:: PROBLEM DETAILS ::
Write out the records once more, exactly as given.

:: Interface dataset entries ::

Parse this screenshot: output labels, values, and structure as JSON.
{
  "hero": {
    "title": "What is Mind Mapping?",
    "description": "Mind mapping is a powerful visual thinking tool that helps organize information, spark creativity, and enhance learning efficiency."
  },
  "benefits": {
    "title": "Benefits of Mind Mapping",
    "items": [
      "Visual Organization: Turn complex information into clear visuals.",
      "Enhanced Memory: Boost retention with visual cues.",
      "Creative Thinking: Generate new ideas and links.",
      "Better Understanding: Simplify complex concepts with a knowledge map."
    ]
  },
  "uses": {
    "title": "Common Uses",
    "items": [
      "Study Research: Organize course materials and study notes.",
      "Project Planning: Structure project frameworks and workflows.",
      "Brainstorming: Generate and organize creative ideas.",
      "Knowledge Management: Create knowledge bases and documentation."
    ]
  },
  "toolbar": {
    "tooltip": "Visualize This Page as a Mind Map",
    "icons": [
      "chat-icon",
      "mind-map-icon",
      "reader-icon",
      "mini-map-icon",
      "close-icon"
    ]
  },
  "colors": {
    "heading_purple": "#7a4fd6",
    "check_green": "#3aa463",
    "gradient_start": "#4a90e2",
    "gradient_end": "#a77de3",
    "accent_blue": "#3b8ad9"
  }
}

:: EXERCISE SOLUTION ::
Parse this screenshot: output labels, values, and structure as JSON.
{
  "hero": {
    "title": "What is Mind Mapping?",
    "description": "Mind mapping is a powerful visual thinking tool that helps organize information, spark creativity, and enhance learning efficiency."
  },
  "benefits": {
    "title": "Benefits of Mind Mapping",
    "items": [
      "Visual Organization: Turn complex information into clear visuals.",
      "Enhanced Memory: Boost retention with visual cues.",
      "Creative Thinking: Generate new ideas and links.",
      "Better Understanding: Simplify complex concepts with a knowledge map."
    ]
  },
  "uses": {
    "title": "Common Uses",
    "items": [
      "Study Research: Organize course materials and study notes.",
      "Project Planning: Structure project frameworks and workflows.",
      "Brainstorming: Generate and organize creative ideas.",
      "Knowledge Management: Create knowledge bases and documentation."
    ]
  },
  "toolbar": {
    "tooltip": "Visualize This Page as a Mind Map",
    "icons": [
      "chat-icon",
      "mind-map-icon",
      "reader-icon",
      "mini-map-icon",
      "close-icon"
    ]
  },
  "colors": {
    "heading_purple": "#7a4fd6",
    "check_green": "#3aa463",
    "gradient_start": "#4a90e2",
    "gradient_end": "#a77de3",
    "accent_blue": "#3b8ad9"
  }
}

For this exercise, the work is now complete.